One byproduct of the protracted fight over the D.C. Lottery Board is an effort by some city officials to take a second look at provisions of the voter-approved initiative that set up legal gambling in the city.
Council member Nadine P. Winter (D-Ward 6) is working over legislation that would change the makeup of the board and bring it more directly under city control. Others on the council are pursuing ideas of their own. While they're at it, officials might be well advised to consider the law's relatively weak provisions limiting involvement in the legal lottery by persons with past or present criminal associations.
A top official of the firm that holds the city's instant-winner lottery contract was convicted in 1972 of operating an illegal lottery. A principal owner of another firm that recently was awarded the city's daily numbers contract was arrested in 1973 on a charge of operating an illegal lottery, but that charge was dismissed. Both men have fathers who were convicted of involvement in illegal numbers games.
A comparison between the District's regulations and those of other jurisdictions is difficult because the D.C. government is unique in allowing private firms to run its lottery operations. Other governments run their own operations.
However, the city's restrictions fall far short of requirements in New Jersey and Nevada--two states that do license private businesses to run casinos.
In the District, the gambling law doesn't spell out disqualifying conduct of potential bidders on city lottery contracts but merely prohibits anyone who has been convicted of a felony within five years from selling or supplying bingo equipment, according to Jeanette Michael, counsel to the lottery board.
The lottery board, whose discretion under the law was unclear, adopted that five-year limitation for all private persons wanting to do business with the board, officials said.
In New Jersey, the standard for casino operators is 10 years without a felony, according to Tony Parrillo, deputy director of the state's division of gaming. "Even after 10 years it's still evidence and the person has a tough burden to prove he is rehabilitated," Parrillo said.
Equally important, Parrillo said, is a provision that state officials also may take into account an individual's "association with career offenders" and source of financial backing.
A state gaming official in Nevada said the state's three-member gaming control board can consider anything "that can cast a shadow on the state of Nevada." The official said the casino operations "are a license, not a right."
District lottery officials have defended the city's weaker law, arguing that stricter regulations might prove to be unfair to blacks, who they said have been the victims of racial discrimination and questionable police tactics that resulted in police records.
What confronts the city now, others suggest, is the need to find a way to balance the concern about racial discrimination and its ugly effects while at the same time assuring the integrity of the city's lottery.
The District, with a paltry three electoral votes, hasn't exactly been a hotbed of 1984 presidential campaign activity up until now, but things are warming up a bit.
Mayor Marion Barry has met several times with black leaders from across the country to consider ways of influencing the outcome of the election, including fielding a black candidate.
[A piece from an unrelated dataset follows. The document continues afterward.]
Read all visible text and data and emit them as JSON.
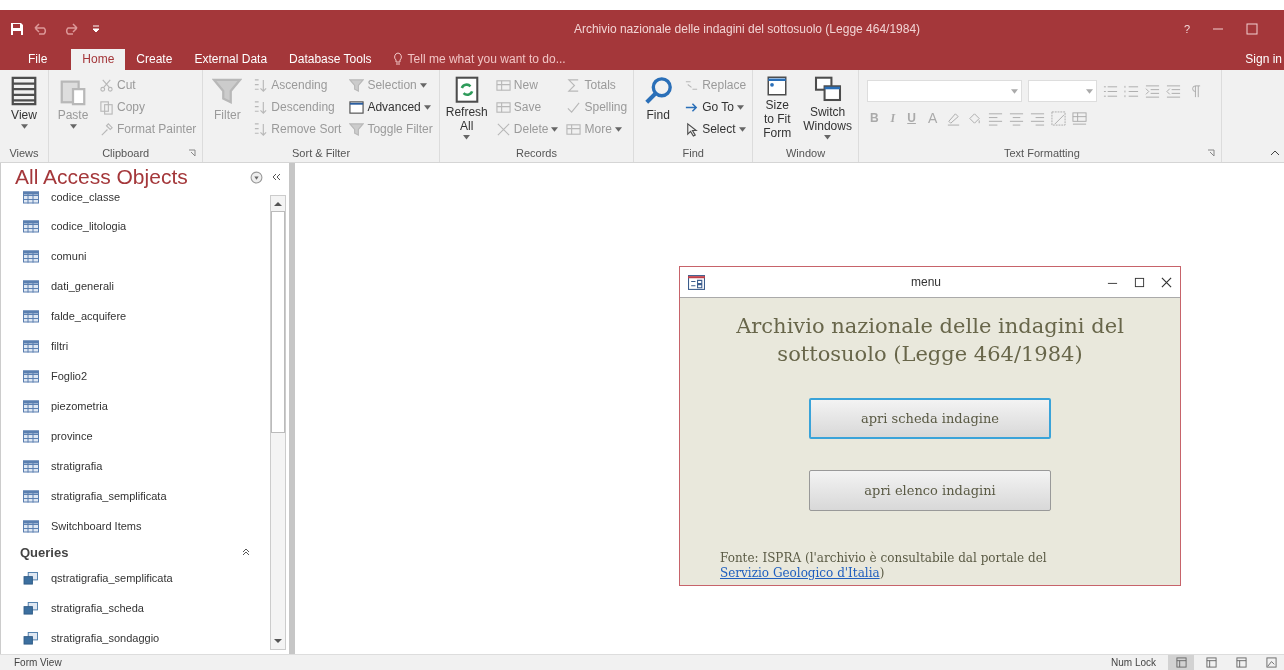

Barry also has heard out former vice president Walter F. Mondale and several other major Democratic contenders, who are seeking the mayor's support.
Attorney Robert Washington Jr., a prominent supporter of Barry's, said he recently was named cochairman of Colorado Sen. Gary Hart's D.C. presidential campaign committee. Robert Miller, a legislative assistant to City Council member Polly Shackleton (D-Ward 3), resigned to join Mondale's national campaign staff as a researcher and speech writer.
Finally, Sen. Alan Cranston (D-Calif.) edged Mondale in a survey of members of the Gertrude Stein Club, the area's largest gay organization, that was conducted during the recent Gay Pride Day.
Cranston, whose liberal voting record has attracted gay support nationally, was favored by 35 percent of the 1,520 Stein members surveyed who live in the District, compared to 24 percent for Mondale.
Among the other Democratic candidates, Hart received 15 percent and Sen. John Glenn (D-Ohio) received 10 percent.